By Shari Narine
Survivors of the Sixties Scoop will gather at the Alberta Legislature on March 16 to hear the response from the Premier when she is asked to deliver an apology to the thousands of Indigenous children who were taken from their homes over a 25-year period.
The question will be posed to both Premier Rachel Notley and Indigenous Relations Minister Richard Feehan by Wildrose Aboriginal relations critic Dave Hanson.
“I will be asking for a commitment from them to apologize for Alberta’s part. I realize it was a federal program, but they couldn’t have done it without collaboration from the provincial ministries,” said Hanson. “I think it’s the right thing to do.”
The Sixties Scoop, which ran from the 1960s through to the mid-1980s, displaced more Indigenous children than the Indian residential school system. Children were forced from their homes and placed with non-Indigenous families throughout the province, the country and the United States.
In Alberta, 10,000 to 15,000 Indigenous children were impacted, said Adam North Peigan, who is leading the charge for the province’s apology.
North Peigan, from the Piikani Nation, was one of them.
Born in 1964, his earliest memory is as a four-year-old already in a foster home. He was later told he was apprehended as an infant. From birth to 17 years of age he was in six or seven non-Indigenous foster homes in southern Alberta and two or three children’s shelters.
He remained in his last foster home for eight years. He says he suffered mental and emotional abuse, and abandonment, with loss of community, language, culture and identity.
At 14 years of age he was introduced to his birth mother and from then on spent every holiday with her on the Piikani Nation at Brocket. He moved back to his home community when he was 17 years old, but by then he was caught between two worlds; lost in both, not belonging to either.
“It was a really, really tough time for me,” he said. “I really didn’t feel as if I fit into my own community. I didn’t feel as if I fit in anywhere.”
In his late teens and early adult years, North Peigan turned to alcohol and bad decisions. And he repeated the cycle: his two oldest daughters were apprehended by children’s services – this time in British Columbia – and put into care in non-Indigenous foster homes.
North Peigan eventually got help for his drinking, putting some years of sobriety behind him, and regaining custody of his daughters.
“Since that time I’m very proud to say I have a very good sense of belonging with my community in Brocket. When I think of home today, even though I live in Edmonton, what I think of the concept of home I always think of Brocket, Piikani, of being home to me,” he said.

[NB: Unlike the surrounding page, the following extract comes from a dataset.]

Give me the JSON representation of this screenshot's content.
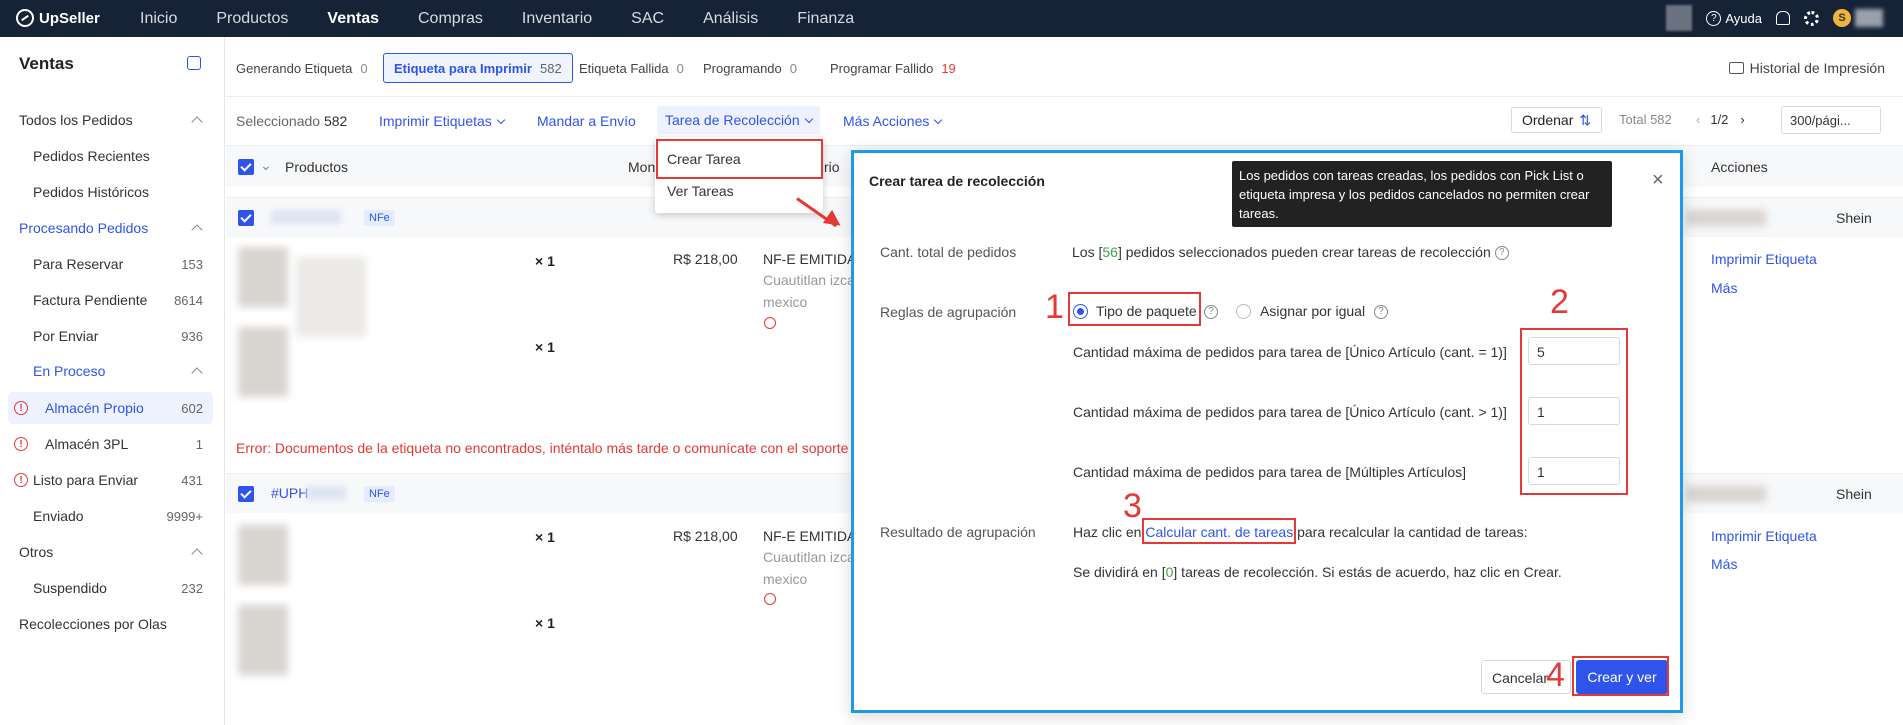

He also remains connected to his mother.
North Peigan says he met with Feehan about a year ago and began discussions about a public apology from the premier. He says Feehan was “very open to doing what he felt that he could do.”
North Peigan was spurred to take action after then-Manitoba Premier Greg Selinger issued an apology to Sixties Scoop survivors in January 2015.
“I listened to his apology and it was a very, very, very emotional day for me. There were a lot of feelings coming up. There were a lot of things he said in his apology that really hit home with me and that’s where really my healing journey began. It was the day he apologized,” said North Peigan.
Now, he wants the same acknowledgement from his home province.
“That’s where reconciliation begins. By saying, ‘I’m sorry’,” he said.
North Peigan met with Hanson two weeks ago to tell his story and ask for help.
“He’s not getting much response from the government, so as opposition member it’s my job to put pressure on the government,” said Hanson.
While there has been no apology from Prime Minister Justin Trudeau, there has been action at the federal level.
In February, federal Indigenous Affairs Minister Carolyn Bennett said the Liberal government wanted to negotiate claims resulting from the Sixties Scoop. Her announcement in the House of Commons followed a judge’s ruling on a $1.3-billion class action lawsuit in Ontario in favour of Sixties Scoop survivors.
North Peigan is optimistic that the Ontario finding will have a “domino effect” on all the other existing Sixties Scoop class action lawsuits that have yet to be decided and he is encouraged by the Liberal’s decision to negotiate.
North Peigan says it’s not about financial compensation but about bringing survivors together in sharing circles so they can begin healing. And about educating Albertans “about the legacy and sharing the stories… It’s part of our history.”